### Assigned task
Records follow. Copy every line with "content".

### Data to process

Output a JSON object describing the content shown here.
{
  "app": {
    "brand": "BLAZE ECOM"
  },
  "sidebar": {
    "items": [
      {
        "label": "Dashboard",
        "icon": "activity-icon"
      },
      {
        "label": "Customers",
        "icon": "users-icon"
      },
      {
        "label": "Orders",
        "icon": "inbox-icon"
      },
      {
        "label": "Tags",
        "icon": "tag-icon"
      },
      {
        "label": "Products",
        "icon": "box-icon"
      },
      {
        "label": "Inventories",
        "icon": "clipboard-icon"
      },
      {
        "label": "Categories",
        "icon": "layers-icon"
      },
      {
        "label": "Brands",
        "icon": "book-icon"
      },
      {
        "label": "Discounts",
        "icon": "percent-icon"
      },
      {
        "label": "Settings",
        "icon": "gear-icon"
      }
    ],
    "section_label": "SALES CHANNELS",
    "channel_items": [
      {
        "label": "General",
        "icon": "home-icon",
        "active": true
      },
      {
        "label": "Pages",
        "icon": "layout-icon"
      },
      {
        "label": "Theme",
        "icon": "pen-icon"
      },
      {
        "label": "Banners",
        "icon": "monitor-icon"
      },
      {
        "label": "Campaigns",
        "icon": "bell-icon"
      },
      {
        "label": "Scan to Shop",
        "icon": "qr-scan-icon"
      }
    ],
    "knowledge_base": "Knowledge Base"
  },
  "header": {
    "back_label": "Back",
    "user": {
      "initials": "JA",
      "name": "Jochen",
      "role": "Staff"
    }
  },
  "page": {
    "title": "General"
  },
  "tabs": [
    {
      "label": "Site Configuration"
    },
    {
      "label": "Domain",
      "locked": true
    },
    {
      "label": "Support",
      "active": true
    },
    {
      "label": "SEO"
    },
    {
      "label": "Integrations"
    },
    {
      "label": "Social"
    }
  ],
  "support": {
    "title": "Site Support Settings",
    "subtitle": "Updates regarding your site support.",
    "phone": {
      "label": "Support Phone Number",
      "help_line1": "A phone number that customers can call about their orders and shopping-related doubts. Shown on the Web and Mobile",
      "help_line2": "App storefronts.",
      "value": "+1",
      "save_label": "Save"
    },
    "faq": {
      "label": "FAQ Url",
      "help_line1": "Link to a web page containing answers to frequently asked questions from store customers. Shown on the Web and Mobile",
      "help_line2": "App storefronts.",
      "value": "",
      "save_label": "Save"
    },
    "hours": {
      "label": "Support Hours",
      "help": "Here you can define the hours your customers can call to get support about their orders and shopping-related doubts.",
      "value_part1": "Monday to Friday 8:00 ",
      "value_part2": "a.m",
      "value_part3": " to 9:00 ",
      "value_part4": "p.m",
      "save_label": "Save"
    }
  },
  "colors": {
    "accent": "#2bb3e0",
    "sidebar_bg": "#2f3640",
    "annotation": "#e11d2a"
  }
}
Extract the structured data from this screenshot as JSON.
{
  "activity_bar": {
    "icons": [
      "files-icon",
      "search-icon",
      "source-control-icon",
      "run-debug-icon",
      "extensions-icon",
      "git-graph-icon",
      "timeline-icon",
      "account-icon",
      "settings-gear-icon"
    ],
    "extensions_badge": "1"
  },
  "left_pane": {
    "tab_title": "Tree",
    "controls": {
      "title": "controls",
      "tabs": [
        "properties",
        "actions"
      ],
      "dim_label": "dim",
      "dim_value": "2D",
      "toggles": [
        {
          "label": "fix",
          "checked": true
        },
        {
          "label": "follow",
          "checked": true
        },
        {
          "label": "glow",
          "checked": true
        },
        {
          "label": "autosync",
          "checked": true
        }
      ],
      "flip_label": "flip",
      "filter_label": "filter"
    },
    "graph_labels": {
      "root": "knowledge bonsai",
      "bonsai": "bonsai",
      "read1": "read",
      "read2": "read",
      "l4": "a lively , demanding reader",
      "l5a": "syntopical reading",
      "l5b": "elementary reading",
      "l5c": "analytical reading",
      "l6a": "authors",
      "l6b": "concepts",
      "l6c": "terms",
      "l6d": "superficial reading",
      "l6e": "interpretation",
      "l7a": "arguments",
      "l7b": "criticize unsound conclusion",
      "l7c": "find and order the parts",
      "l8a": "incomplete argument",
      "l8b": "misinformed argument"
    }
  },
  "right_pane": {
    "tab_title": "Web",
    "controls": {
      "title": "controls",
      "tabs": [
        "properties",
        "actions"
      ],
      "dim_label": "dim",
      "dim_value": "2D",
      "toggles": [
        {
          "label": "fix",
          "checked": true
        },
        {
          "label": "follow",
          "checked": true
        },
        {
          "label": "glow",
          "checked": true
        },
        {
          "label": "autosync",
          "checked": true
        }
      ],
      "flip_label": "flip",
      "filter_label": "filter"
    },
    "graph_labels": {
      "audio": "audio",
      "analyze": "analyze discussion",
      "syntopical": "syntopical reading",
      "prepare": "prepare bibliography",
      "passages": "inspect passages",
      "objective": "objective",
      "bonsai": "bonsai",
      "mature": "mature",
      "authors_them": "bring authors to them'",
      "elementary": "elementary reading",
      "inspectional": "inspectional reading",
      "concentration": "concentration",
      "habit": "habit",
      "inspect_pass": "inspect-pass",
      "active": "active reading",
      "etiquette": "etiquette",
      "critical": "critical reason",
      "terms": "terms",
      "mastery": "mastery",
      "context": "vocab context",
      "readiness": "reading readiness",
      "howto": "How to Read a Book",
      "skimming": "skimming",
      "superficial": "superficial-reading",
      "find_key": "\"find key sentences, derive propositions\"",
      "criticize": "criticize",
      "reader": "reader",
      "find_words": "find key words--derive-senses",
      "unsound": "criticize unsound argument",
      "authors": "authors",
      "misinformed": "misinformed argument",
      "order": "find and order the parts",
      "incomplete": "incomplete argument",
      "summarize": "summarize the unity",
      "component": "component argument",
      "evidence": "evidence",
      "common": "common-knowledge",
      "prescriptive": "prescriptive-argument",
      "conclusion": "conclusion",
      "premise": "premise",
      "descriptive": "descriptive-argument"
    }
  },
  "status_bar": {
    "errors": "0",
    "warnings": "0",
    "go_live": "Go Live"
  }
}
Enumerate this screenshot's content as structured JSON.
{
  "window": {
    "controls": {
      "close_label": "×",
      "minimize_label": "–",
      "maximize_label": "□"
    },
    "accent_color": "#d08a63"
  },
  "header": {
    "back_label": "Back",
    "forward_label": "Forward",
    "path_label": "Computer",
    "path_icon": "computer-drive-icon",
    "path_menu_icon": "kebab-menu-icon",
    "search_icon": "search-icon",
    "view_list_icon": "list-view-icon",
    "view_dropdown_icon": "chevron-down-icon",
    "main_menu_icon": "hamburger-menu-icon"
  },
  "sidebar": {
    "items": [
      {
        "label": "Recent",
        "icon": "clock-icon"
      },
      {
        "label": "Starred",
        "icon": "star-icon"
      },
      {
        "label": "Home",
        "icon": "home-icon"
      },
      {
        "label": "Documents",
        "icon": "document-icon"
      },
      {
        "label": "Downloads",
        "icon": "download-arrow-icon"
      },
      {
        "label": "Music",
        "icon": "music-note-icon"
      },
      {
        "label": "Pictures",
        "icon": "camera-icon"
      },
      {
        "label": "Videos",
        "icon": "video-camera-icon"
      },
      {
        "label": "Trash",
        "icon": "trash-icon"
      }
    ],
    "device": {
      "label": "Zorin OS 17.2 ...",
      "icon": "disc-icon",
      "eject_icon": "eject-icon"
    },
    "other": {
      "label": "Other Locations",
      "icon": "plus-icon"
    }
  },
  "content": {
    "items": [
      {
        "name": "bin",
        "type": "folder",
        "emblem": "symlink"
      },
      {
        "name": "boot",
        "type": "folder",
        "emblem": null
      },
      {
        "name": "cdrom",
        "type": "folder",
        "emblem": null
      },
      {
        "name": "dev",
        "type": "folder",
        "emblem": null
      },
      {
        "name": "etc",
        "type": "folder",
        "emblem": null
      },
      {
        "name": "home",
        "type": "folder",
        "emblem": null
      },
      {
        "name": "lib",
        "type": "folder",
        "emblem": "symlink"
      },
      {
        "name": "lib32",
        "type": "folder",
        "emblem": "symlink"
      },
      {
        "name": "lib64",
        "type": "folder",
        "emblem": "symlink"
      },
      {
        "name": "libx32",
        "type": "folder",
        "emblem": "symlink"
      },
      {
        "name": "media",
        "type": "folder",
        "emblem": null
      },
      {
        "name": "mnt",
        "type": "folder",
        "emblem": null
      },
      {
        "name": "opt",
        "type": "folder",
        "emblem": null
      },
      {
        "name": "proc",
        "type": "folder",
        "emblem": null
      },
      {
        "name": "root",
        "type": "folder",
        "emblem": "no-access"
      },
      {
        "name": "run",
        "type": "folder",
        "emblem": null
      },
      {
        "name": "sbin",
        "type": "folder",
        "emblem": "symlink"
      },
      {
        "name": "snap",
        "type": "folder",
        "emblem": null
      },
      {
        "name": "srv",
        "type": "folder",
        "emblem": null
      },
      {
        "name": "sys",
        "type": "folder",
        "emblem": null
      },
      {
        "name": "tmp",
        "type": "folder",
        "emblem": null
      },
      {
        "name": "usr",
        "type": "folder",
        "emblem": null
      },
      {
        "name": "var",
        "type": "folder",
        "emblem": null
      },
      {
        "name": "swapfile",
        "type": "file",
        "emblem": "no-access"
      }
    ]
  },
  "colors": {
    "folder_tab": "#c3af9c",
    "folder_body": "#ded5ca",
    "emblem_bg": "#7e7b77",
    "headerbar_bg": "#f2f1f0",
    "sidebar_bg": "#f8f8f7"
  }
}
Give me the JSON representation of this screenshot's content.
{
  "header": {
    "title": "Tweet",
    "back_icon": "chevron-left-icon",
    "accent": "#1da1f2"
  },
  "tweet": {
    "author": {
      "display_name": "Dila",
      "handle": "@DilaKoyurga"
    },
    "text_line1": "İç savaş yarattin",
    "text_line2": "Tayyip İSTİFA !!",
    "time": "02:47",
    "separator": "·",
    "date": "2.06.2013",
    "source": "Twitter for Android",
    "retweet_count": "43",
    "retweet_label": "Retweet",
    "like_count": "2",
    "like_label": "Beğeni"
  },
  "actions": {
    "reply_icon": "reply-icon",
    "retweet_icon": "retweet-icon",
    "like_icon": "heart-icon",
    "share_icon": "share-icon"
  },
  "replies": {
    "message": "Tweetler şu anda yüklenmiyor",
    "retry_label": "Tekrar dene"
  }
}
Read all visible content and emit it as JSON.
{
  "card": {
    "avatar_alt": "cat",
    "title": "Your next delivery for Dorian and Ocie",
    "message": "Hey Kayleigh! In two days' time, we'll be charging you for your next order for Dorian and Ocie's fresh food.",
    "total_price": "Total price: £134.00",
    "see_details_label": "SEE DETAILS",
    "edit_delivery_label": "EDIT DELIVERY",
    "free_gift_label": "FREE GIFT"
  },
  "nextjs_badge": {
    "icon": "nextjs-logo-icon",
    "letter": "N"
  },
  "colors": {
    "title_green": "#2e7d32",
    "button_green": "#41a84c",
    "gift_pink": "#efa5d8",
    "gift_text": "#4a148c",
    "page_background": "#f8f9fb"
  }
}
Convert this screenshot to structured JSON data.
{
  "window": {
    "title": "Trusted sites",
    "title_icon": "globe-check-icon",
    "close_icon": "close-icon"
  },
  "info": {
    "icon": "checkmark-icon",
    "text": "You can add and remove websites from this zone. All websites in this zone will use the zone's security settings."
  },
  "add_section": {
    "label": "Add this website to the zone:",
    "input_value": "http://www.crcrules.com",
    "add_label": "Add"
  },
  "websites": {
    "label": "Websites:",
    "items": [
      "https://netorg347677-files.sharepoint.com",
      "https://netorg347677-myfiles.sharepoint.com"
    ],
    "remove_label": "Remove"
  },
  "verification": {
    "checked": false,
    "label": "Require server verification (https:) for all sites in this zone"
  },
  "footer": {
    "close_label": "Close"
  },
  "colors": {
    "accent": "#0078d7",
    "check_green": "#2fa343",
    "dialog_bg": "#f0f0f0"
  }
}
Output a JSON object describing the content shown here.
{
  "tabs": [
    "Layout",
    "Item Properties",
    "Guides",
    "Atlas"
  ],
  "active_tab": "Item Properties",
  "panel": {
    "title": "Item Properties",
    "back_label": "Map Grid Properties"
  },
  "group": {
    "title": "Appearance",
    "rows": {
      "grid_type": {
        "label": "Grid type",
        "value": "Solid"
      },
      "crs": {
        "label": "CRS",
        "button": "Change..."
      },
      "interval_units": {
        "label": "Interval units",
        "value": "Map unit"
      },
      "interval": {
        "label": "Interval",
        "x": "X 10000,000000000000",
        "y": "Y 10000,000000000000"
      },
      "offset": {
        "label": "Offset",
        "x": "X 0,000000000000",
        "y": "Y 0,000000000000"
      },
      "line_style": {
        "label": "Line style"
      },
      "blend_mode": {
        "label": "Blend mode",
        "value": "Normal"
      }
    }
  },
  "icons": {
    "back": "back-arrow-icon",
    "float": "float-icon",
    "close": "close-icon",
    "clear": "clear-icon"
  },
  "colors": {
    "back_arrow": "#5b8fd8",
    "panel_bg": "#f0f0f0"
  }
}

### Exercise answer
Output a JSON object describing the content shown here.
Enumerate this screenshot's content as structured JSON.
  "content": {
Give me the JSON representation of this screenshot's content.
Read all visible content and emit it as JSON.
Output a JSON object describing the content shown here.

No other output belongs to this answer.